Besides, keep your message short and never drift off-topic. Whenever your email is too wordy or long, readers will often have a hard time digesting it. An Android or iPhone smartphone shows only 60 words per screen. So keep in mind, what seems short on your computer is a tremendous epistle on a smartphone.
Also, your email should stand for one message only. Never pile multiple topics in one email and expect others to read it. Try using as few words as possible.
Concentrate on the strongest arguments and make sure you deliver context. Set a suitable tone and always format before pressing send. Your email should always be appropriate. Unless you’re sending the email to family and friends. Cut the cute; it is business time.
Use bolded headings, numbered lists, bullet points to allow the reader to scan your main points. And finally, never forget to revise. The last look of tightening, correcting, and clarifying can be a life savior. Never take it for granted.
Lose length without losing meaning – trim the fat off your writing:
How to lose the length without losing the meaning as a business writer? Here’s how:
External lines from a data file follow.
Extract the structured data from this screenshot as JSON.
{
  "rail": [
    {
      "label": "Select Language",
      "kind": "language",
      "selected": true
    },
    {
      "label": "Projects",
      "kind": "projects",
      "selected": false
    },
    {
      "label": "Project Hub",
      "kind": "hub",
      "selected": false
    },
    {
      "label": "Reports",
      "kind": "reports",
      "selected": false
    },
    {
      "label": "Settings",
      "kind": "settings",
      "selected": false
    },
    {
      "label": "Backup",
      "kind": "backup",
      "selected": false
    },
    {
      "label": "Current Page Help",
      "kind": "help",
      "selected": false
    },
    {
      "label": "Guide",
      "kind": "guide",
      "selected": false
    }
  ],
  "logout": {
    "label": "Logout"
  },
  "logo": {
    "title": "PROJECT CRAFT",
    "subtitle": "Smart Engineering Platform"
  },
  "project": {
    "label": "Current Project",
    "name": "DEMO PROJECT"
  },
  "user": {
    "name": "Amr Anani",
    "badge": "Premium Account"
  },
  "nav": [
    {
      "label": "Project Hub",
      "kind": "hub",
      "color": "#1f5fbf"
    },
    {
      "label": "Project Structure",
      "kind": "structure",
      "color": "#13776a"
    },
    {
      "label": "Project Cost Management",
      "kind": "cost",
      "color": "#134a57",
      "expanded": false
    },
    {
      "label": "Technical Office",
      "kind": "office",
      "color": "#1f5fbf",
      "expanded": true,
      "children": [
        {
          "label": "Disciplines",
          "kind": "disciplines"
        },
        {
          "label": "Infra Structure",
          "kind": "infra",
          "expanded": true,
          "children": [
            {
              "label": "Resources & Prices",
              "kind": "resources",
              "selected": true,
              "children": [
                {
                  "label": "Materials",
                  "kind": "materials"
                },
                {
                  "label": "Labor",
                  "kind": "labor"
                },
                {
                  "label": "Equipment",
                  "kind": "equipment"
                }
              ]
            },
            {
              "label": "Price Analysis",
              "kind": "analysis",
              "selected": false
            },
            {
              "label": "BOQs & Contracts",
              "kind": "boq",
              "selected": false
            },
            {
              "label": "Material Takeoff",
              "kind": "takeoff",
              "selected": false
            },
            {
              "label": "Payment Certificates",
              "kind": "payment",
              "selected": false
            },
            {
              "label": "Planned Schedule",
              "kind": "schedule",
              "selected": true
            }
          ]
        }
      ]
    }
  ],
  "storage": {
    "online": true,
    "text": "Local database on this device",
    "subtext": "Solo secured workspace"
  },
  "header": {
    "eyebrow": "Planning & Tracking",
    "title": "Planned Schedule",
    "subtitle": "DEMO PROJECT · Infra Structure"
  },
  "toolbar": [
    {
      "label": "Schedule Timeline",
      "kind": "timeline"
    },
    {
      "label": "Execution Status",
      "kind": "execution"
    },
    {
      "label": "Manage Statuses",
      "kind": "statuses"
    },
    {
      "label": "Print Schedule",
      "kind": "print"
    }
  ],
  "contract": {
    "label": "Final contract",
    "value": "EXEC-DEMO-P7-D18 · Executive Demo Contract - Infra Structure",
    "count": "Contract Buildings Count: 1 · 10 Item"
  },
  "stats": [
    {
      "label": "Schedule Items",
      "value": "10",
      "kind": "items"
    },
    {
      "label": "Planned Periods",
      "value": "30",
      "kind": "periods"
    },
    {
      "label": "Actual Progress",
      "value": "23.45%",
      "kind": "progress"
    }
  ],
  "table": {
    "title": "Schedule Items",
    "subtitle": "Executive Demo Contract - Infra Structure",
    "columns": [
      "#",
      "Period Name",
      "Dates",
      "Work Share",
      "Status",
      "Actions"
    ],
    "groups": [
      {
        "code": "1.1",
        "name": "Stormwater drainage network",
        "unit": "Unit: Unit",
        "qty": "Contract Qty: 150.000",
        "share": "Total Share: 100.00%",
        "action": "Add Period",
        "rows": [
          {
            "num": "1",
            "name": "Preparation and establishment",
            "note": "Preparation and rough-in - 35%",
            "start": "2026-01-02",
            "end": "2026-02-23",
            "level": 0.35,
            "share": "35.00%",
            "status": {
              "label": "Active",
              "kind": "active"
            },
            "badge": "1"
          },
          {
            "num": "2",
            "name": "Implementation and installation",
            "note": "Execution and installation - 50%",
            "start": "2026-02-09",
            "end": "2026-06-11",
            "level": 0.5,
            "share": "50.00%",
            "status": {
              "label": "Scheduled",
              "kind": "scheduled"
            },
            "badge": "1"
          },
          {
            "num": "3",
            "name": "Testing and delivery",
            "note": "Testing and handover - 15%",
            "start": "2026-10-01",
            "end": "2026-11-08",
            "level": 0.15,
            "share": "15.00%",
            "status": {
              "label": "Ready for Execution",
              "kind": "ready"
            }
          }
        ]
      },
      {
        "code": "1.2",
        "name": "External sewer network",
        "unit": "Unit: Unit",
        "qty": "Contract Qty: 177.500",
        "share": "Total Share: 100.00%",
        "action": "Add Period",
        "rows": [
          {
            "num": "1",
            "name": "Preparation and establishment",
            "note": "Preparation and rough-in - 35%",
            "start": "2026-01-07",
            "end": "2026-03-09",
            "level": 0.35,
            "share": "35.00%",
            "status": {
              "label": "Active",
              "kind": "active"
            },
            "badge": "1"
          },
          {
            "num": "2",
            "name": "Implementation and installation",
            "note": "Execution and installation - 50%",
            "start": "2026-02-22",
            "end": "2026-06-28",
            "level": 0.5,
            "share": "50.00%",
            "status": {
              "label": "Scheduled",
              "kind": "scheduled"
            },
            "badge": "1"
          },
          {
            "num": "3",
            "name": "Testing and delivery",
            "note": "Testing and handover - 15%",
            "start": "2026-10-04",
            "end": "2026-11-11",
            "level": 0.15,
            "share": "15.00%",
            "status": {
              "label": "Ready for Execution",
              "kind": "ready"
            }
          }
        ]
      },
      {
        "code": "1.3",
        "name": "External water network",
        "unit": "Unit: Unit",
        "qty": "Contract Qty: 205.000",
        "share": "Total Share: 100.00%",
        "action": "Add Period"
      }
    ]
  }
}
The first step is to make the structure simple. Cut out introductions and dive right into the point. Make sure you give only as much foundation as you need.
Maybe your background info is well written and informative, but if the text can survive without it, lose it. If not, summarize and move on. Get rid of all unnecessary details.
The second step is to stick to the specifics and to butcher the generalities. Specifics are the soul of your argument; generalities are just side notes.
Thirdly, make the most out of formatting. Usually, you may consider illustrations and headings as an unneeded space. The truth is, they can do a really good job in limiting your usage of words and ultimately pass your message across smoothly.
For example, you can use maps, diagrams, tables, etc.… It will make your message clear and direct.
You should consider downshifting your tone a bit. Use contractions to help avoid the long, formal style that bureaucrats use. Unless you want to kill people with boredom.
In the end, a business writer’s primary goal is to sell his idea. To do that, he has to please and attract viewers. Business writing isn’t a piece of cake, but if you follow certain points, you’ll notice a significant difference and great results.